Tracking and tracing

Among the most vital elements of the COVID-19 response strategies is tracking and tracing. The ability to establish high virus density zones and isolate them is key to winning the fight against the virus’ spread. And digital tools are playing a crucial role here, too.

The Chinese government recently released a new app to help people find out if they have been exposed to COVID-19. Users can access the app through social media platforms like WeChat, Alipay and QQ and, by registering their phone numbers, names and IDs, find out if they have come in close contact to confirmed or suspected cases. India launched a similar app, Corona Tracker, in early May.

Orange has worked on a similar project in France, providing expertise to the development and distribution of the StopCovid app. The initiative is designed to support healthcare professionals and public services via a mobile app. The app was released in Android and iPhone stores in June.

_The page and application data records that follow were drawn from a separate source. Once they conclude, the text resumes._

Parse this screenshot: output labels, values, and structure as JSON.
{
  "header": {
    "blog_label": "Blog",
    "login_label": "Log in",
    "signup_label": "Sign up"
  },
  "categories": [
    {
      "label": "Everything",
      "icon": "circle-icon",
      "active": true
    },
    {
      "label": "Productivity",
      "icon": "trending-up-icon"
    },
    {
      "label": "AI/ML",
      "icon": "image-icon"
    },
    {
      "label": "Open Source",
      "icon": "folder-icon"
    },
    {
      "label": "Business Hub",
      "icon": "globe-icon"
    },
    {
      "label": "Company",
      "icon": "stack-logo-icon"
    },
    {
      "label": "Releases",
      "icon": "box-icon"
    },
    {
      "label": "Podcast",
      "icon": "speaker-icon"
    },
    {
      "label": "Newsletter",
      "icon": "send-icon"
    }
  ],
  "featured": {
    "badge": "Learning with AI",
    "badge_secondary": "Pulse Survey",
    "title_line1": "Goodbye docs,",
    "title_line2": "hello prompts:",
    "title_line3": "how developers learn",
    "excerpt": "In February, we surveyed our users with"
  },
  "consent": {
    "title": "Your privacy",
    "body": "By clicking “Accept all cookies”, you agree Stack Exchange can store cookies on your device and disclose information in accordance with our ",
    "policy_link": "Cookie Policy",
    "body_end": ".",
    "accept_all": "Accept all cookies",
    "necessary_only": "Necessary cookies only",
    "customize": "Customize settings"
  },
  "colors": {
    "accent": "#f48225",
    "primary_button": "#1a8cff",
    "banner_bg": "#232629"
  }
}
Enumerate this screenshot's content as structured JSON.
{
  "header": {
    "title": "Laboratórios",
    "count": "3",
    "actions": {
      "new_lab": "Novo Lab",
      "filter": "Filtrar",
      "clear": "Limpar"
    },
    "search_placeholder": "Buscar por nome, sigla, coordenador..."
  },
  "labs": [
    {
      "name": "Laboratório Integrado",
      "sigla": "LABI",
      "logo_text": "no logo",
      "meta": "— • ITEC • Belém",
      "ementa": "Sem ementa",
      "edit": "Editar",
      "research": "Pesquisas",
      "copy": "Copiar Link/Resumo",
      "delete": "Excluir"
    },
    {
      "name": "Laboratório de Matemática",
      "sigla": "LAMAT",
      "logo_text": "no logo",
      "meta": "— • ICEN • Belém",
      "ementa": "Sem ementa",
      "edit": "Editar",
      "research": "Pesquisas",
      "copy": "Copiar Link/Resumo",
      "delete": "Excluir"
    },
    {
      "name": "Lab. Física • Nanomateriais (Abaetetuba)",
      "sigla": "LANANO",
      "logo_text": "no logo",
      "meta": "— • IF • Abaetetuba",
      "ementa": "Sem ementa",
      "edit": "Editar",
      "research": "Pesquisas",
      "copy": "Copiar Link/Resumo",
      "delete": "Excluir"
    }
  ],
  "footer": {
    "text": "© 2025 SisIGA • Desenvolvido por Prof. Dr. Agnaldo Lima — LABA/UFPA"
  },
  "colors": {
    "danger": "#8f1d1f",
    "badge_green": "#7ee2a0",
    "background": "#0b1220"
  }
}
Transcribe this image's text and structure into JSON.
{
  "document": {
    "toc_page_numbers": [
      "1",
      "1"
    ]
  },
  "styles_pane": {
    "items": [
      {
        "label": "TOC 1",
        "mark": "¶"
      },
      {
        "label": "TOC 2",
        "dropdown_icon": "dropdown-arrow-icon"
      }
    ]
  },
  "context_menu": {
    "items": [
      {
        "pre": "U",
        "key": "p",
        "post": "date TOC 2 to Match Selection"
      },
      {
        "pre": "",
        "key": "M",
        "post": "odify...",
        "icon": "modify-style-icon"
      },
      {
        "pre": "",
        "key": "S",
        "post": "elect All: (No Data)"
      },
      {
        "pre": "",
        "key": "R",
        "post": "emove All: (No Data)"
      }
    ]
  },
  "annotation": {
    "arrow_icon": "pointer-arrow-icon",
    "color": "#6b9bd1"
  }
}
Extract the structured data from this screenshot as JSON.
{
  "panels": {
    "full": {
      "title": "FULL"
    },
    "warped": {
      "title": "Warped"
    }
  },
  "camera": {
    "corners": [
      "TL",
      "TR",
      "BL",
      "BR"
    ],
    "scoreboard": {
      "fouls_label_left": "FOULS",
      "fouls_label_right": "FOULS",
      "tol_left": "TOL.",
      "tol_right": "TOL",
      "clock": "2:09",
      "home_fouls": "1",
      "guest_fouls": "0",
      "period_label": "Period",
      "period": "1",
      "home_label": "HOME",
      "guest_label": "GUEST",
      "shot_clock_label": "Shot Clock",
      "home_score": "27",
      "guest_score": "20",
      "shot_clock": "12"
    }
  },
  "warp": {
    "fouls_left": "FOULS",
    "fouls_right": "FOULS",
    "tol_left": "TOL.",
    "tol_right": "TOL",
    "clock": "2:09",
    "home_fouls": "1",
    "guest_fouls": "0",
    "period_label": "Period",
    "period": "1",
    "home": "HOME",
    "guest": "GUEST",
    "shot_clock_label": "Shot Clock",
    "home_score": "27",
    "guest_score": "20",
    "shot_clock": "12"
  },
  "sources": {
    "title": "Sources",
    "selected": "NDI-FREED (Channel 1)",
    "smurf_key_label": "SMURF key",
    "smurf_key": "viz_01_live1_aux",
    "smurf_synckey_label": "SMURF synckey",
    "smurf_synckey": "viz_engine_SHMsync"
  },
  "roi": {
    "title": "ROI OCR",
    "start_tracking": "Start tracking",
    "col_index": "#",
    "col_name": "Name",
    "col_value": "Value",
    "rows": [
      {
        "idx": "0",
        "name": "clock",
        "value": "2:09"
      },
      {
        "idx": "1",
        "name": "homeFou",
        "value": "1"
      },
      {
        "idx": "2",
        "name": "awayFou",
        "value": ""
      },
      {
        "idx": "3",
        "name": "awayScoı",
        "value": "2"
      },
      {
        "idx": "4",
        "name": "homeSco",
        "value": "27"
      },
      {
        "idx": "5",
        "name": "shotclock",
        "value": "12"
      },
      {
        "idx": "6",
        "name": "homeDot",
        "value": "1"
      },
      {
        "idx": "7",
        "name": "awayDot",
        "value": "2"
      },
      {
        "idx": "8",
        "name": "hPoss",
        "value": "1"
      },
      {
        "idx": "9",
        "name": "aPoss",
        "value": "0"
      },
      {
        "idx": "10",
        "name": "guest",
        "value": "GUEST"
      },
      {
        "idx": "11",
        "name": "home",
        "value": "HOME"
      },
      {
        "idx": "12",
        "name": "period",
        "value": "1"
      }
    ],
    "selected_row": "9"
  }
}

Enabling healthcare professionals and facilities

In France and around the world, Orange has been helping health services do their jobs by providing them with reliable, efficient technologies and tools that can help them manage the COVID-19 emergency. Since the crisis began, Orange vastly increased capacity in its network to enable additional telephone channels and facilitate access to emergency medical services. Orange has also provided French hospitals with platforms that let them send out mass texts and emails to health staff.

Furthermore, Orange Healthcare teams are deploying new data management tools that can help with patient care. According to Éric Pieuchot, Managing Director of Orange Healthcare, “Hospitals can share the number of available intensive care beds with regional health authorities. Deploying new cloud capabilities also enables secure hosting platforms to be installed for medical imaging.” On top of this, to help overworked medical teams and ease patient waiting times, Orange has deployed connected medical devices like Patient Connect to facilitate patient monitoring. The solution feeds data provided by electrocardiograms or oxygen pumps into a single screen.

Demand for digital tools has surged during the COVID-19 crisis and is helping healthcare professionals manage the response. Ben Davison, NHS Digital’s Executive Director for Product Development, said: “These are unprecedented times, and with social distancing now the norm for everyone, we’re really starting to see digital technologies come to the fore. Technology is making it possible for doctors, nurses and other health professionals to continue to deliver care remotely where possible and freeing up time for those patients who need face-to-face care.”

Read how Orange teams are mobilized to support hospitals and develop a contract tracing app for France.

Steve Harris

I’ve been writing about technology for around 15 years and today focus mainly on all things telecoms - next generation networks, mobile, cloud computing and plenty more. For Futurity Media I am based in the Asia-Pacific region and keep a close eye on all things tech happening in that exciting part of the world.